My anxiety to engage in the savannah kite fighting sessions welled-up inside me and on a breezy Saturday afternoon the well head broke. I grabbed my bag, my kite, walked down to the taxi cab junction, and boarded a taxi en route to Port of Spain. I was dropped off by the Savannah and there before me, with my back towards Jerningham Avenue, were scores of boys flying their kites in the skies over Trinidad.
I quickly sprinted on the grass and found an adequate space in between two boys who were in the mid teens and looked like they had a good four years on me. I placed my kite on the ground and stepped back about 25 meters as I unraveled my string. I was ready. I tugged on the string and with that my red kite was up in the air rising steadily through the blustery wind.
It ascended with the boldness of a Kudu bull standing its ground to the lions on the Serengeti. I turned it left and right so my opponents could not help but notice my kite’s shimmering razor blade laced tail that forecasted doom to any string that ventured in its path. I was ready for battle.
Each boy on either side of me started moving closer. They had sensed I was ready to engage my kite with theirs. However, I had my kite to low in the sky and had to quickly climb to their height or risk being cut but the tail of their kites.
I quickly released string. I allowed the string to slide through my thumb and index finger as fast as possible. The scotch tape I had placed on both fingers definitely saved my fingers from the coarseness of the string. The wind was in my favor as a gust quickly rose off the plains of the Savannah and swept my kite higher and higher. In continued to release and pull release and pull to draw my kite higher. The kite tugged on my string to let her fly like a thoroughbred yearning to run.
I gleaned from my periphery that the boy on my left was inching closer to make a move on my kite. His green kite was now positioned slightly below my kite and at the 7 o’clock position. I had noticed that he was positioning himself to go for the string cut.
At an instance, I conducted a move that I had practiced many times before. I pulled my string straight across my body to my left, then pulled it straight down to my lower left and then back up to my right. My kite veered left and rose. Then it dropped quickly - nose driving as its lethal tail tried to catch up. The kite then jerked a hard right cutting across the blue sky its tail making a swooping trail. As it made the quick turn to go right its tail swept across the string of the kite on my left and cut it in an instant.
It was a beautiful move that provided the anticipated result. The string the boy on my right was holding went limp as the rest of it meandered slowly to the ground. His eyes followed his kite as it drifted father away dancing drunkenly in the wind. After a few seconds of realizing what had happened, he ran after his kite hoping to get there in time before another boy snatched it.
A smile rose across my face and as I looked at the other boy to my right, he had already started moving away from me. I was the alpha male in this patch of Savannah.
Other boys had witnessed the occurrence and saw me as a worthy opponent.
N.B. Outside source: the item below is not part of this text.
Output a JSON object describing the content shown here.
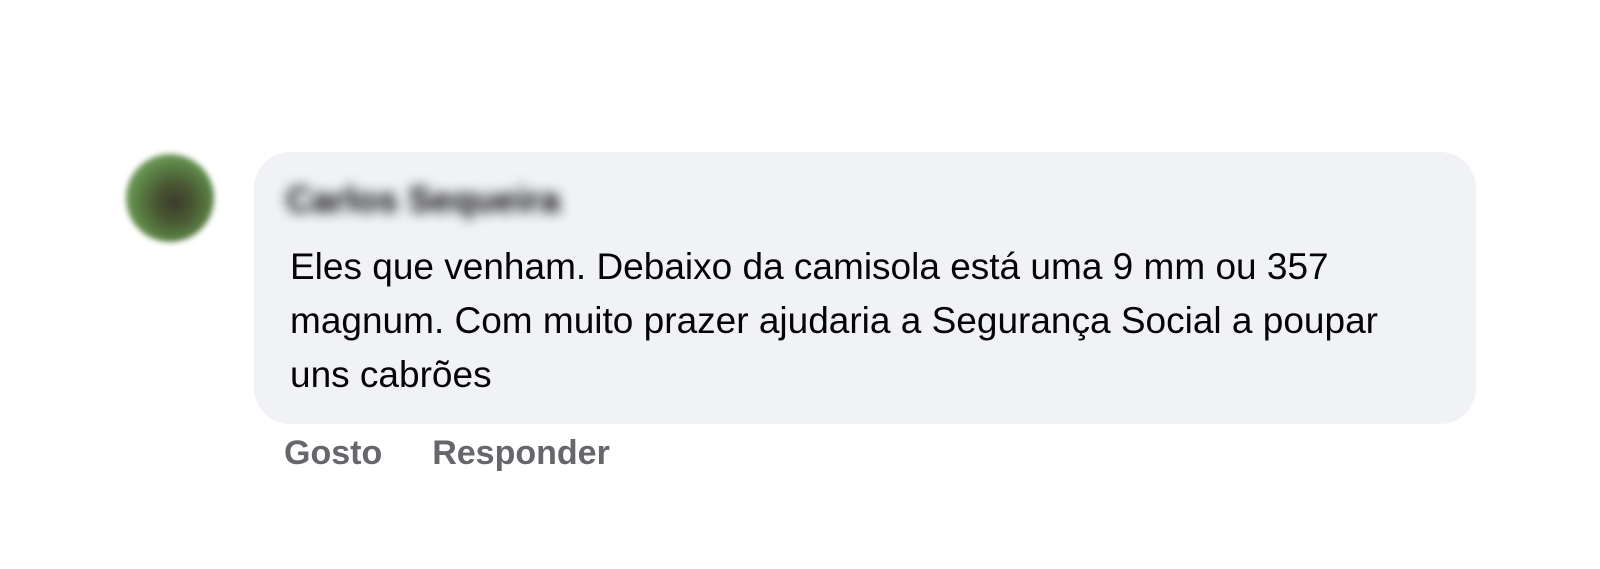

Not that I was asking for other challengers. I was quite comfortable ruling my 50 meters of land. But others came. I was challenged a few times on that day and won until a boy with an orange kite entered the arena. His kite was twice the size of mine and it was fast. It also did moves I had never seen before. It was like looking at a prima ballerina floating in air. The kite’s tail moved like a serpent trying to hypnotize its prey before pouncing for the kill. For the first time that day, I was nervous.
The battle we would have that day would be one in a series of epic battles our two kites would have. Little did I know that our kites would become mortal enemies in the sky but on the ground the boy and I would become best friends.